On Tuesday, Toronto Mayor Rob Ford finally confessed to smoking crack cocaine after police confirmed that they are in possession of a video of him appearing to do the same. Back in May, a group of Somali men attempted to sell the video to news agencies, as both the Toronto Star and Gawker reported. (The latter famously, and giddily, created a Kickstarter, dubbed the Rob Ford Crackstarter, in an attempt to purchase the tape.)
As one might expect, in light of the revelations, Ford’s popularity has plummeted, and the mayor has resigned. Ha ha, just kidding! Ford has decided to remain in office, and, bafflingly, his approval ratings are about the same. In fact, according to the BBC, “[A]fter Toronto police announced last week that [the crack video] was in their possession, Ford’s approval rating actually climbed five points to a healthy 44%.”
One could wonder what nearly half of Torontonians are smoking, given that, in addition to hitting the glass pipe, Ford has a reputation as a homophobic, transphobic, racist, ignorant, insensitive, belligerent drunk. Here are my best guesses as to why Ford has maintained so much support. (Presumably, it’s not just that there are some catchy songs about crack out there.)

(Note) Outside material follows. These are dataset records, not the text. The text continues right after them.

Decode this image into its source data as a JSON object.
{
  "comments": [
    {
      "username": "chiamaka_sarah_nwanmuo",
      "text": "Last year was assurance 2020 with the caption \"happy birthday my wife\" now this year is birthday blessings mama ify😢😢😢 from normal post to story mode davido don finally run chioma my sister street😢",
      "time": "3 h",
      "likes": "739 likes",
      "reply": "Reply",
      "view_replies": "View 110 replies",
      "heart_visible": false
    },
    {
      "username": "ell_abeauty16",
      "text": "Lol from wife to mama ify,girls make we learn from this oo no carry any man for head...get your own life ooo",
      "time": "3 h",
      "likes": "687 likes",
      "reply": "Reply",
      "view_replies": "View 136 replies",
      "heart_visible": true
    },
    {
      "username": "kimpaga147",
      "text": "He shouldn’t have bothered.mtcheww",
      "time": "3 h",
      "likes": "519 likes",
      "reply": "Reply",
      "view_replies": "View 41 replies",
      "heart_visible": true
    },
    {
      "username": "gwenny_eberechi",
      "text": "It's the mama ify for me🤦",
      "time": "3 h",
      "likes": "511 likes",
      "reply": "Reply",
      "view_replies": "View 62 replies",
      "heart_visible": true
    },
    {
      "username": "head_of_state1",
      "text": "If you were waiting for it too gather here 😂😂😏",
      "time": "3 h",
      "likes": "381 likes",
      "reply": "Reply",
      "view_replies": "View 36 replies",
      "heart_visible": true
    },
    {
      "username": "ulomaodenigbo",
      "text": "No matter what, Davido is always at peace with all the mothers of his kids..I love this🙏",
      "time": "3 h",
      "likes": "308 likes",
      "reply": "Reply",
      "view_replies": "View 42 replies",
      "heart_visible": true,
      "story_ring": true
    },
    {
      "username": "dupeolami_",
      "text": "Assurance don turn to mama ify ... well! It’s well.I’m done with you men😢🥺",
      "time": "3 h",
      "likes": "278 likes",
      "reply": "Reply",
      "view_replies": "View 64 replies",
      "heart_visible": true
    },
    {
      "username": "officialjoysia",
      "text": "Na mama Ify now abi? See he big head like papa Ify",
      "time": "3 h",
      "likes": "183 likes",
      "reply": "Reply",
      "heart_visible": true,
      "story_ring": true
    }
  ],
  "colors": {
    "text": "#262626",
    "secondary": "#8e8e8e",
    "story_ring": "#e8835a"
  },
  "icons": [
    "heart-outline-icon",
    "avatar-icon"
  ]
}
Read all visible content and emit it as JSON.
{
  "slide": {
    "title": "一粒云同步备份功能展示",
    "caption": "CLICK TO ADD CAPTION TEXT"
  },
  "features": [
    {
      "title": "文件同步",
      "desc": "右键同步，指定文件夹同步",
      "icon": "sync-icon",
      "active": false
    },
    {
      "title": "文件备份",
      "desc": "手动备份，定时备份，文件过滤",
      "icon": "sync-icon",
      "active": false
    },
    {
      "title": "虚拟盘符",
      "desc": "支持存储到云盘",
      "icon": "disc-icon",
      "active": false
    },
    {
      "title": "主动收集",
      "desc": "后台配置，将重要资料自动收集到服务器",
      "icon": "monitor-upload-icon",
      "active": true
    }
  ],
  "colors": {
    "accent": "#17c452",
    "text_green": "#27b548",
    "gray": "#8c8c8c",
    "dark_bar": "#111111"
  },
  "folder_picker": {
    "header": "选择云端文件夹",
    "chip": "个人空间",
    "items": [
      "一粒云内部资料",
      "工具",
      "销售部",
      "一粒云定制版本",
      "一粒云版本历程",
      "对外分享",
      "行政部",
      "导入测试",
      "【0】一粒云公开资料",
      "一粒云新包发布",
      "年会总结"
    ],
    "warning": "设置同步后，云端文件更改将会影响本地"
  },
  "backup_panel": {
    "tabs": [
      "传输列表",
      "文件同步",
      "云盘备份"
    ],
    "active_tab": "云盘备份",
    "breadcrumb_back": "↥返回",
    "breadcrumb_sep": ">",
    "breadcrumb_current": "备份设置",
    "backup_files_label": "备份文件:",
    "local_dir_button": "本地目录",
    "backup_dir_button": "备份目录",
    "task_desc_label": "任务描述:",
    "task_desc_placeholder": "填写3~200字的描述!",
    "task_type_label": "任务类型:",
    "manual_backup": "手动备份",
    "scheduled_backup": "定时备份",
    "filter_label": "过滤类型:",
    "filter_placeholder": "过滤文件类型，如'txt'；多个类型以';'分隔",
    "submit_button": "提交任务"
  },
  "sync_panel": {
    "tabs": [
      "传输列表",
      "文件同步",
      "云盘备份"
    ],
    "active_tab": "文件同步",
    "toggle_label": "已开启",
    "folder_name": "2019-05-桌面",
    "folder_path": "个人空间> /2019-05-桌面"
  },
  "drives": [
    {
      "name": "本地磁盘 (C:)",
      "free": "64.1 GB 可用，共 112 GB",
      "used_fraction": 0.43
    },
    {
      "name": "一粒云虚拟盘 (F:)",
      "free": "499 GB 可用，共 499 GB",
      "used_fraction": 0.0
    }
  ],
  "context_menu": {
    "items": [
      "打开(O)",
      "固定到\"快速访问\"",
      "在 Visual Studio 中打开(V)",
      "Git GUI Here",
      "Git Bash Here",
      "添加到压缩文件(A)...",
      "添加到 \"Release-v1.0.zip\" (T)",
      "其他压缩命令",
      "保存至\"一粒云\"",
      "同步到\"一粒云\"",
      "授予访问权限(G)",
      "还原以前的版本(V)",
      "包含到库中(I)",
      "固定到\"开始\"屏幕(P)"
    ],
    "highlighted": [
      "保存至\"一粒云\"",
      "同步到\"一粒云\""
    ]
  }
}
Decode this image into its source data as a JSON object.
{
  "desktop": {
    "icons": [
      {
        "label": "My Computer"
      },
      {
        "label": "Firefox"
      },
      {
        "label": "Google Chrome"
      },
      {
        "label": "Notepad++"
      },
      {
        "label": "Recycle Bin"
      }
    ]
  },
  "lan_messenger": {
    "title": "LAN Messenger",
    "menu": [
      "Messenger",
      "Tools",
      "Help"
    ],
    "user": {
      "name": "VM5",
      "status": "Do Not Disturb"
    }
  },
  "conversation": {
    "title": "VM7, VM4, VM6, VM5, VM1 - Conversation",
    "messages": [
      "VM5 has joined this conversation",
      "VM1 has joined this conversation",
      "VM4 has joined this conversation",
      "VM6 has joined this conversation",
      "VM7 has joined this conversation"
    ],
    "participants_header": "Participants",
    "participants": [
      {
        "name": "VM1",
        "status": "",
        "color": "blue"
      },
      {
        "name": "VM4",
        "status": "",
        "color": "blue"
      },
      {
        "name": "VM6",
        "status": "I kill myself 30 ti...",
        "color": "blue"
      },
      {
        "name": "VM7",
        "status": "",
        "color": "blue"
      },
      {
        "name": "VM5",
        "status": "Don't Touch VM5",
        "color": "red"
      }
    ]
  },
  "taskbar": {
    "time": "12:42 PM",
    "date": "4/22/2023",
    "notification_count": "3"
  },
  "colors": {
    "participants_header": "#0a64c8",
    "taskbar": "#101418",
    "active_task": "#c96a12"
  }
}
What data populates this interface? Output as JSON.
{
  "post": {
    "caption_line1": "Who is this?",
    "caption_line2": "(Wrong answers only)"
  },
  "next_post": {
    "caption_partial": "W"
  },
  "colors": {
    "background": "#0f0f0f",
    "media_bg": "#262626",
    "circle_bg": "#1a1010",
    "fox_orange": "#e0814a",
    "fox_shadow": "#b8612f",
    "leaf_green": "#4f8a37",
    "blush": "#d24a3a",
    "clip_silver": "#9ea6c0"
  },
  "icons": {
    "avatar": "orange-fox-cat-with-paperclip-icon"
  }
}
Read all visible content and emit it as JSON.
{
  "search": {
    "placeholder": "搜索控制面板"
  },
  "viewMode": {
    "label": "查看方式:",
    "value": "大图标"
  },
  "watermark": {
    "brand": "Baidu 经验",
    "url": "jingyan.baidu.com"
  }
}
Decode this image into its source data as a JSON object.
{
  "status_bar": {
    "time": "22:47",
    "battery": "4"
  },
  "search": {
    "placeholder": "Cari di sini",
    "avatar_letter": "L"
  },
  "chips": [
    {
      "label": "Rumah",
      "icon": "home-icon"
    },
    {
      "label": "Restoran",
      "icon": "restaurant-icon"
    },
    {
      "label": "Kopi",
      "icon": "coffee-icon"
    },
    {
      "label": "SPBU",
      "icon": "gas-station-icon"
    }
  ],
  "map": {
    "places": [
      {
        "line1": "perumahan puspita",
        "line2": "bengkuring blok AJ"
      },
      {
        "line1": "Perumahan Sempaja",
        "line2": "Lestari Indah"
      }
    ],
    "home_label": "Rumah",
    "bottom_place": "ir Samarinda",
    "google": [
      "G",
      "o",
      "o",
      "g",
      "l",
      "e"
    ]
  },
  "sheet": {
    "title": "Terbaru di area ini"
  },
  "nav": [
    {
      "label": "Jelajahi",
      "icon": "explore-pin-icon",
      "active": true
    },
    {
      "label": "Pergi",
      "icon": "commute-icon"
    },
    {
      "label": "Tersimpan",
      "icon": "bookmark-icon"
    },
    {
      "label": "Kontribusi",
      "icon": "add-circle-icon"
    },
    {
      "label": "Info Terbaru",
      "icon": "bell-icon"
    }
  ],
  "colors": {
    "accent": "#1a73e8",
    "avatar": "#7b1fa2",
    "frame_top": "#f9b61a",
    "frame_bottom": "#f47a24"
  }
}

First off, Ford is clearly a man of the people. Most mayors spend a paucity of their time — if any — in the crack-riddled neighborhoods of their constituents. And fewer still take time out of their day to smoke crack with the citizens of their town! Ford also consorts with (and, presumably, mentors) alleged gang members. Further, Ford, whose heart is clearly as big as the rest of him, may even have picked up the utility bills for a crack house that was down on its luck. While other mayors jet down to their weekend houses in Bermuda, Ford is busy walking the streets of his own town, and getting to know his true supporters. To paraphrase Canadian poet laureate Rush, “What you say about his company is what you say about society.” Ford may get high on crack, but he also gets high on you.
Second, as Ford himself pointed out in his convoluted confession, he was probably smoking crack “in one of his drunken stupors.” If drunk drivers can argue, in a court of law, that their convictions should be revoked because they were too wasted to tell what they were doing, why shouldn’t Ford be allowed to argue that his crack smoking is merely a symptom of his very public love affair with alcohol? Or as Ford himself put it on his Sunday radio show, “I shouldn’t be running around City Hall with, you know, a half-empty bottle of brandy, having a party in my office.” That statement, more than any other, underscores the strain under which Ford has been put. Before this scandal, he was more of an optimist; the bottle of brandy was always half full.
Finally, Ford's intent to remain mayor should be taken as a sign of his dedication to his office, and the party he's having in it. Sure, his behavior may not be in line with the expectations of the post, but where else is he going to violate spending regulations, play grab ass, or have a chauffeur so loyal that he's willing to go to jail for menacing the men holding the mayor's crack video? Ford's decision to remain in office has sent a clear message, and the people of Toronto have responded to it: Ford is here to help, and he does not, in any way, need some help, himself.